I grew up with my mom telling me to, “Watch your mouth!”  She hated when I said I hated something, when I sang at the dinner table, or told her I couldn’t see my mouth so I couldn’t possibly watch it. She even washed my mouth out with soap once. I don’t remember what I said, but the next day I got tonsillitis and my grandmother blamed my mother for giving it to me. I was vindicated.

 

I did, for the most part, try to please my mom. I watched what I said and did. I became so good at it that I developed TMJ before it was called TMJ. My parents thought it was normal that I had to hit the side of my face to get my jaw to open in the morning to eat my Special K cereal.

 

I don’t imagine this was so unusual for those of us raised in the late 50’s-60’s. We were managed to be polite extensions of our parents. It was our job to make them look better than they felt about themselves. Especially us girls.

 

It’s a hard habit to break, this watching your mouth. “What if I offend somebody?” I would worry. My mom told me the reason a boy I liked didn’t call me again is because I told him a story using the word “poop.” She said, “No boy would want to date a girl with a mouth like that.” Fuck.

 

It seems the older I get the less I watch my mouth and the more I speak my mind. I am a lot less tolerant of what I see and experience. I am “mouthier” these days because some things need to be said. I started a list… Continue reading

It’s the F*@#ing Flame… my last honeymoon story…promise
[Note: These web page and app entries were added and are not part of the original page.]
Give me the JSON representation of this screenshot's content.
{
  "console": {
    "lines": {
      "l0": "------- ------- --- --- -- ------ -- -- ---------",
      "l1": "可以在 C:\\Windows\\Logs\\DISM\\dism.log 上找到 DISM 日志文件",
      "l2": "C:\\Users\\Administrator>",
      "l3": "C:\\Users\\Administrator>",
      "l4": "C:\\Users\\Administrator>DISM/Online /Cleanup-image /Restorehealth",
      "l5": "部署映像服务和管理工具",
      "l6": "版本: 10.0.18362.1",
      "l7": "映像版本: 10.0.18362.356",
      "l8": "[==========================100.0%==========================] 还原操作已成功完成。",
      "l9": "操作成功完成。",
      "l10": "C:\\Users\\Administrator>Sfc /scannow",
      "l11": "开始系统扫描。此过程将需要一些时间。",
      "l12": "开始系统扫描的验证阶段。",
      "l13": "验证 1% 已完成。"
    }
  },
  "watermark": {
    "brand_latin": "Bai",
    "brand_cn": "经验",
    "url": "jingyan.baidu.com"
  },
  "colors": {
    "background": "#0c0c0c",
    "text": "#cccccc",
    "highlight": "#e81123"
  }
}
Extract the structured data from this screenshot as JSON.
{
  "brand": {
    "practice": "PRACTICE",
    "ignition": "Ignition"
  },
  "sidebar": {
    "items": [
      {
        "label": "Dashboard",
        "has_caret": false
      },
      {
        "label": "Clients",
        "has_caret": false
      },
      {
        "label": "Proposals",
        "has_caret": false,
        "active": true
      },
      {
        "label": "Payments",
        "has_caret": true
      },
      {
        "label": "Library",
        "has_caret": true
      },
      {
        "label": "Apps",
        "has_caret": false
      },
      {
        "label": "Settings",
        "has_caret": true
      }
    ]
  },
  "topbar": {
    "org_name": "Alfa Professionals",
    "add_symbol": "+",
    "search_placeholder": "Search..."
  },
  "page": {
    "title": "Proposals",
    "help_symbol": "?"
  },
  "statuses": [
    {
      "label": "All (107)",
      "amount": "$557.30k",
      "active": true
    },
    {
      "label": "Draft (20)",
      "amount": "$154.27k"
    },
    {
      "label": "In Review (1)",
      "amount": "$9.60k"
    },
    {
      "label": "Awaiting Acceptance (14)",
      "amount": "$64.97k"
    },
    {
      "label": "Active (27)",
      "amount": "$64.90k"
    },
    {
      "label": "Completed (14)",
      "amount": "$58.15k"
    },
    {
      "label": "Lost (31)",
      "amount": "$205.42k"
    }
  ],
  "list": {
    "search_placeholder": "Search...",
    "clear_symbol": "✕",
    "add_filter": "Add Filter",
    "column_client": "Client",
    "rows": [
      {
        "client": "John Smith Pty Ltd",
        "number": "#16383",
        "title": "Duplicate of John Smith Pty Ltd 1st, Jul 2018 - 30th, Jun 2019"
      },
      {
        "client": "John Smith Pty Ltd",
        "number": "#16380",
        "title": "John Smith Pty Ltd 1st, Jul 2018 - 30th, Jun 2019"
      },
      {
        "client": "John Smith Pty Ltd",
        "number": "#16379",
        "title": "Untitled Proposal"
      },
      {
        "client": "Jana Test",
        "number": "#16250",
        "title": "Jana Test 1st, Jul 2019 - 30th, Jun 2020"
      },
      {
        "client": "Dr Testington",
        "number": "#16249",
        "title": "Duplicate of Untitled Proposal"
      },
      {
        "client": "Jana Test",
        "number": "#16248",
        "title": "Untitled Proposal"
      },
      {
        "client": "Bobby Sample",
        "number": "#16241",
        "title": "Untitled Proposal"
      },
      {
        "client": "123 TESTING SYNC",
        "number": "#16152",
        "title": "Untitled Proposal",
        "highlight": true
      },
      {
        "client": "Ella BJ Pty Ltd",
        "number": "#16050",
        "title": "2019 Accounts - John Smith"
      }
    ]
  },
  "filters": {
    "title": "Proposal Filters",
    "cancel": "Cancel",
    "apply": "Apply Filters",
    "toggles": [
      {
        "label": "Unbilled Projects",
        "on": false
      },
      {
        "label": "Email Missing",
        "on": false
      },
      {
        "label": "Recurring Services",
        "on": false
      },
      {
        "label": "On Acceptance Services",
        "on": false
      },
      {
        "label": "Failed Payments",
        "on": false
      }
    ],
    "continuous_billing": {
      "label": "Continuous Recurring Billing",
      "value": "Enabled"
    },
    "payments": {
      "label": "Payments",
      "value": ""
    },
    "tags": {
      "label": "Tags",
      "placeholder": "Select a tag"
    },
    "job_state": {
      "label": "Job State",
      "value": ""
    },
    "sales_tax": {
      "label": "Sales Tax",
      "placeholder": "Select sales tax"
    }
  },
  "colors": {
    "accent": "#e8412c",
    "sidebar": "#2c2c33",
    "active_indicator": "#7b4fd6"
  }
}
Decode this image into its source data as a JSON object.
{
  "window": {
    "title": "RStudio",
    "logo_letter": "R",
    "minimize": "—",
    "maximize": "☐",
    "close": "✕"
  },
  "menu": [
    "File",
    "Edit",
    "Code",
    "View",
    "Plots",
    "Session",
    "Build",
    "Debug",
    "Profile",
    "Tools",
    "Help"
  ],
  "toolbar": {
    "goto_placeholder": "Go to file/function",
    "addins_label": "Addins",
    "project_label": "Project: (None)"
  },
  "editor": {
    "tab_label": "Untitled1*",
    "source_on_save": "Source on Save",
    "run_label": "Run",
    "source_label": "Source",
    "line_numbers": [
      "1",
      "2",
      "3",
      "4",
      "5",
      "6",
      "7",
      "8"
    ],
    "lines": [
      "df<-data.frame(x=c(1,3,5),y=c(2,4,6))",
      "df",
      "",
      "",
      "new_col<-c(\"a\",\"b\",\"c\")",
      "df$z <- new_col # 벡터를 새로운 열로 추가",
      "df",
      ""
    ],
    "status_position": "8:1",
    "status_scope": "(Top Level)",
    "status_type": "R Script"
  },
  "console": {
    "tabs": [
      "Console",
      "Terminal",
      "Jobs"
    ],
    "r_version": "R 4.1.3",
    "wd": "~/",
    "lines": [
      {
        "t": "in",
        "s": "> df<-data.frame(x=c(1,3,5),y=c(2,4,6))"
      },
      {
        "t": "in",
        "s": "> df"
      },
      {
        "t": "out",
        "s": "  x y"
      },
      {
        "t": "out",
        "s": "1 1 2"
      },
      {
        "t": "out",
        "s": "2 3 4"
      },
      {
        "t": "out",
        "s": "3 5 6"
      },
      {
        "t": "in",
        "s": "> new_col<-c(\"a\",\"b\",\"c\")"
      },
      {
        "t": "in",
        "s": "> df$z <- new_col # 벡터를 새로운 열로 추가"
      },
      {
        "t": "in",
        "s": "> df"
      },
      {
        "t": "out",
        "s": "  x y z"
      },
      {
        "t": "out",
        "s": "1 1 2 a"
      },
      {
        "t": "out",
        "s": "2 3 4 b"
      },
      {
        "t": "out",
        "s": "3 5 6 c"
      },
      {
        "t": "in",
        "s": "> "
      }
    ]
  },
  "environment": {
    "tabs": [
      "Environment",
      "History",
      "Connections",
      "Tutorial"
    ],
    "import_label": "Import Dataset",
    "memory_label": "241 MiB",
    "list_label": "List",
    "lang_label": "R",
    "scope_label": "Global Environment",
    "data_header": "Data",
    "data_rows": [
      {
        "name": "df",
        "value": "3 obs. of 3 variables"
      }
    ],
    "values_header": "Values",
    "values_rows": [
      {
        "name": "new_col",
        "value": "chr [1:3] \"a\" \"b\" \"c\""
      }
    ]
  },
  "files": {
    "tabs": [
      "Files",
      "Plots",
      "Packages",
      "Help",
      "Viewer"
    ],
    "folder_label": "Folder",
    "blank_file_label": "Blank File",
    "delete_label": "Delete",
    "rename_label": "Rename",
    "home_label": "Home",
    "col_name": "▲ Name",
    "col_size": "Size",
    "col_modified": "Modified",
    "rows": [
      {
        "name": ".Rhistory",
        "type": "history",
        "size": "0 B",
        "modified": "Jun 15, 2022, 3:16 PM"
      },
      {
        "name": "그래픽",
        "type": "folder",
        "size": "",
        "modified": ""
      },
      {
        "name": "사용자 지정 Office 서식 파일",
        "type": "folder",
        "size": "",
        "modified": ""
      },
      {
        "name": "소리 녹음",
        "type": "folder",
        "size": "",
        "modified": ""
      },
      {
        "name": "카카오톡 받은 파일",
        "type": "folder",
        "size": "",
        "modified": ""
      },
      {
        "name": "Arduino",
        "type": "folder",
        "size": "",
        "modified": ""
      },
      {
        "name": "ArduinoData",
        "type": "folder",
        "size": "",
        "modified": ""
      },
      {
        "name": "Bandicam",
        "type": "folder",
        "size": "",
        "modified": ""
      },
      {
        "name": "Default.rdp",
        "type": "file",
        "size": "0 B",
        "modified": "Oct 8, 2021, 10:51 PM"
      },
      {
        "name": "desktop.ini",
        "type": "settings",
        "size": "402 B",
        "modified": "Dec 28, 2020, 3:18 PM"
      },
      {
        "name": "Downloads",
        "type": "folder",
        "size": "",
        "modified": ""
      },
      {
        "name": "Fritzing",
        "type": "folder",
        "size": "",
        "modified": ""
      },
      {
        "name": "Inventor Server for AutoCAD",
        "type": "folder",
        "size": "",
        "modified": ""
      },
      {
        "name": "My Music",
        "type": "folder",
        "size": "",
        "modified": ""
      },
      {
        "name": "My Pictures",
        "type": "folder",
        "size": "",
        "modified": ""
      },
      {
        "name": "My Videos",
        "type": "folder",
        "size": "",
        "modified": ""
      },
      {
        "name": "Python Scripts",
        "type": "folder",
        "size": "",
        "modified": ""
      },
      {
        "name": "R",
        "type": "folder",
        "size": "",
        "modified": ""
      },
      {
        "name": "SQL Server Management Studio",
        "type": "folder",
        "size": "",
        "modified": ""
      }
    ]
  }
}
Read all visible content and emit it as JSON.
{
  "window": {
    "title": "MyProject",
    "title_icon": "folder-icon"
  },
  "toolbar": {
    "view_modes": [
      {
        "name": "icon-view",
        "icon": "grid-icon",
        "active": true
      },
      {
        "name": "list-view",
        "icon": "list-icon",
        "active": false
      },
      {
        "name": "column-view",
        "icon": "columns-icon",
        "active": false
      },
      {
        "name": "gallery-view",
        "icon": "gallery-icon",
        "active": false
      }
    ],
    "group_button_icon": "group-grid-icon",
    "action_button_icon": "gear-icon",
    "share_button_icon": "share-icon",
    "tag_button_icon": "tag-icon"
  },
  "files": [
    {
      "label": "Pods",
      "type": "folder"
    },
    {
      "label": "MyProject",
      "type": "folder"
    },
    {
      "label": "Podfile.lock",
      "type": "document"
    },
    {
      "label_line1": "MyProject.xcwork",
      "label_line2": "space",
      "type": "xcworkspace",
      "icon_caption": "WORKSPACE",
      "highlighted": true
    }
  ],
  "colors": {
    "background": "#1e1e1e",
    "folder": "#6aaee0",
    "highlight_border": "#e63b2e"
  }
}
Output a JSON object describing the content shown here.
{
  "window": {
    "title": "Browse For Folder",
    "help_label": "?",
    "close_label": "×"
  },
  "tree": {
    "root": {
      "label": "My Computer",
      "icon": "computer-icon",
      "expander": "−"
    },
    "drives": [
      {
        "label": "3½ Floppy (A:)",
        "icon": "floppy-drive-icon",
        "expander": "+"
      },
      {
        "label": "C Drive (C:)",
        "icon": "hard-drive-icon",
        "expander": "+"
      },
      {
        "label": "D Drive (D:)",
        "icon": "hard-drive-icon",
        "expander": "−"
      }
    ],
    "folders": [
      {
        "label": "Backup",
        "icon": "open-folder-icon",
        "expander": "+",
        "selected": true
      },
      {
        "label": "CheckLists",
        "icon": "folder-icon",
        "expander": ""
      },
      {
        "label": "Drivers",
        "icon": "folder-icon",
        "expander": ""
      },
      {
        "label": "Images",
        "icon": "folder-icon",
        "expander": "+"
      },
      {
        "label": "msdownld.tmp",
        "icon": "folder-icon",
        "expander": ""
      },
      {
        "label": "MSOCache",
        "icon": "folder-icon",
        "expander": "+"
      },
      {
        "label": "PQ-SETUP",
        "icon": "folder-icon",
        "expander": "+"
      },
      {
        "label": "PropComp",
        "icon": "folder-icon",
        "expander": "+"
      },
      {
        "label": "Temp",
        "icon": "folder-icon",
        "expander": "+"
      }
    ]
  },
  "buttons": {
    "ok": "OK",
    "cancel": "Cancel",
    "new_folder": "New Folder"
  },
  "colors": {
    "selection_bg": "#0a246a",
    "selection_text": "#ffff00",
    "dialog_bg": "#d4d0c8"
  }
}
(On August 26th, in the Mexican town of Teotihuacan, the flame for the 2011 Pan American Games was lit and the runner began its route through Mexico.)

 

We decided to spend a day in Puerta Vallarta before we flew back home. We met a couple on the plane to Mexico that made us promise to, at the very least, take a day trip into PV because it is so beautiful. Old PV, not Nueva PV where all the oversized resorts live. They were adamant. It sounded like a good idea. They gave us the name of the time share/hotel they stay in, some places to shop and a great restaurant for dinner. We were convinced and folded it into our plans.

 

Since there was no shopping in PLT I was looking forward to do some shopping. I was also ready to leave our eco resort survivalist meets paradise location. I was also ready to speak English. My brain was tired from trying to speak Spanish, trying to understand Spanish and acting like I understood Spanish when I had no idea what was being said. I  was ready for a bit of civilization. Continue reading